Decades of housing growth

This is according to the Halifax, which has looked at the housing market over the past 50 years and identified the key changes. The analysis starts at the end of the 1950s and commences with the record growth in housebuilding through the 1960s. The worst performing decade for house prices was the 1990s when prices fell by 22% in real terms.

The average UK house price increased by 273% since 1959 in real terms (i.e. after allowing for retail price inflation), at an average annual rate of 2.7%. This is faster than the 2% per annum average rise in real earnings over the period. The average UK house price was £2,507 in 1959 and was £162,085 in 2009.

Pronounced cycles have been a key feature of the housing market since 1959. There have been four distinct periods of rapid real house price growth: 1971-73, 1977-80, 1985-89 and 1998-2007. Each of these periods was followed by a significant fall in real house prices.

Owner-occupation in the UK has increased by 25 percentage points from 43% in 1961 to 68% in 2008. The biggest rise in owner-occupation occurred in the 1980s following the introduction of the Right to Buy scheme.

Martin Ellis, housing economist at Halifax, said: "The last 50 years have witnessed some remarkable developments in the UK housing market. There has been a significant shift towards owner-occupation with the majority of households now living in their own homes rather than renting. There have also been substantial changes in both the number of households and their composition; the typical UK household now is very different to 50 years ago.
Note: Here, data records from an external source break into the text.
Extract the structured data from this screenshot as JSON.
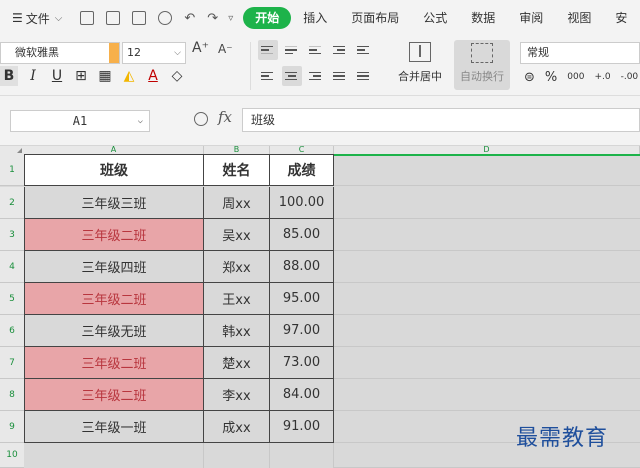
{
  "menubar": {
    "file_label": "文件",
    "tabs": [
      {
        "label": "开始",
        "active": true
      },
      {
        "label": "插入"
      },
      {
        "label": "页面布局"
      },
      {
        "label": "公式"
      },
      {
        "label": "数据"
      },
      {
        "label": "审阅"
      },
      {
        "label": "视图"
      },
      {
        "label": "安"
      }
    ]
  },
  "ribbon": {
    "font_name": "微软雅黑",
    "font_size": "12",
    "merge_label": "合并居中",
    "wrap_label": "自动换行",
    "number_format": "常规",
    "percent_symbol": "%",
    "thousands_symbol": "000",
    "inc_decimal": "+.0",
    "dec_decimal": "-.00",
    "grow_symbol": "A⁺",
    "shrink_symbol": "A⁻"
  },
  "formula_bar": {
    "cell_ref": "A1",
    "fx_label": "fx",
    "content": "班级"
  },
  "sheet": {
    "columns": [
      "A",
      "B",
      "C",
      "D"
    ],
    "rows": [
      "1",
      "2",
      "3",
      "4",
      "5",
      "6",
      "7",
      "8",
      "9",
      "10"
    ],
    "header": [
      "班级",
      "姓名",
      "成绩"
    ],
    "data": [
      {
        "class": "三年级三班",
        "name": "周xx",
        "score": "100.00",
        "highlight": false
      },
      {
        "class": "三年级二班",
        "name": "吴xx",
        "score": "85.00",
        "highlight": true
      },
      {
        "class": "三年级四班",
        "name": "郑xx",
        "score": "88.00",
        "highlight": false
      },
      {
        "class": "三年级二班",
        "name": "王xx",
        "score": "95.00",
        "highlight": true
      },
      {
        "class": "三年级无班",
        "name": "韩xx",
        "score": "97.00",
        "highlight": false
      },
      {
        "class": "三年级二班",
        "name": "楚xx",
        "score": "73.00",
        "highlight": true
      },
      {
        "class": "三年级二班",
        "name": "李xx",
        "score": "84.00",
        "highlight": true
      },
      {
        "class": "三年级一班",
        "name": "成xx",
        "score": "91.00",
        "highlight": false
      }
    ]
  },
  "watermark": "最需教育",
  "colors": {
    "accent": "#1db34a",
    "highlight_fill": "#e8a5a8",
    "highlight_text": "#b8363e"
  }
}
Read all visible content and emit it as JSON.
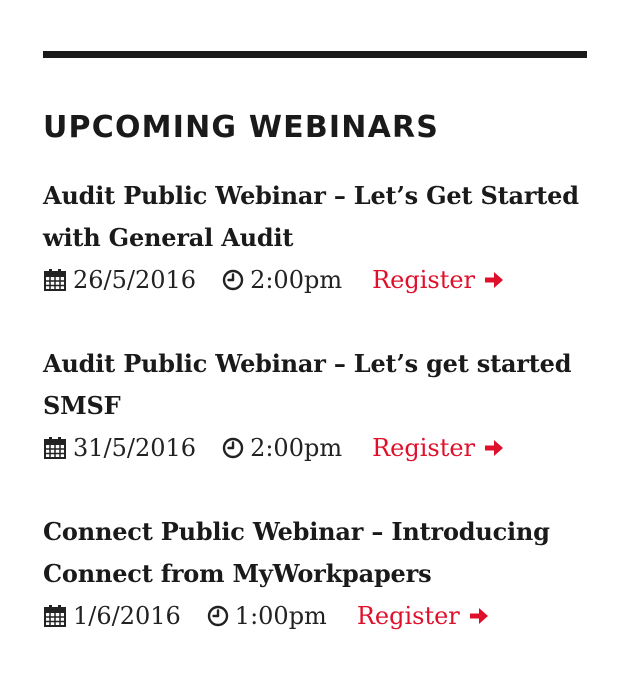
{
  "widget": {
    "title": "UPCOMING WEBINARS",
    "accent_color": "#e0102b",
    "rule_color": "#1a1a1a"
  },
  "events": [
    {
      "title": "Audit Public Webinar – Let’s Get Started with General Audit",
      "date": "26/5/2016",
      "time": "2:00pm",
      "register_label": "Register"
    },
    {
      "title": "Audit Public Webinar – Let’s get started SMSF",
      "date": "31/5/2016",
      "time": "2:00pm",
      "register_label": "Register"
    },
    {
      "title": "Connect Public Webinar – Introducing Connect from MyWorkpapers",
      "date": "1/6/2016",
      "time": "1:00pm",
      "register_label": "Register"
    }
  ],
  "icons": {
    "date": "calendar-icon",
    "time": "clock-icon",
    "register": "arrow-right-icon"
  }
}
“Levels of housebuilding have fallen sharply over recent decades, led by a reduction in building by the public sector. At the same time, the types of homes built have altered greatly both in terms of type and amenities. No doubt, there will be further dramatic changes over the coming years, most likely including ways that we are currently unable to foresee."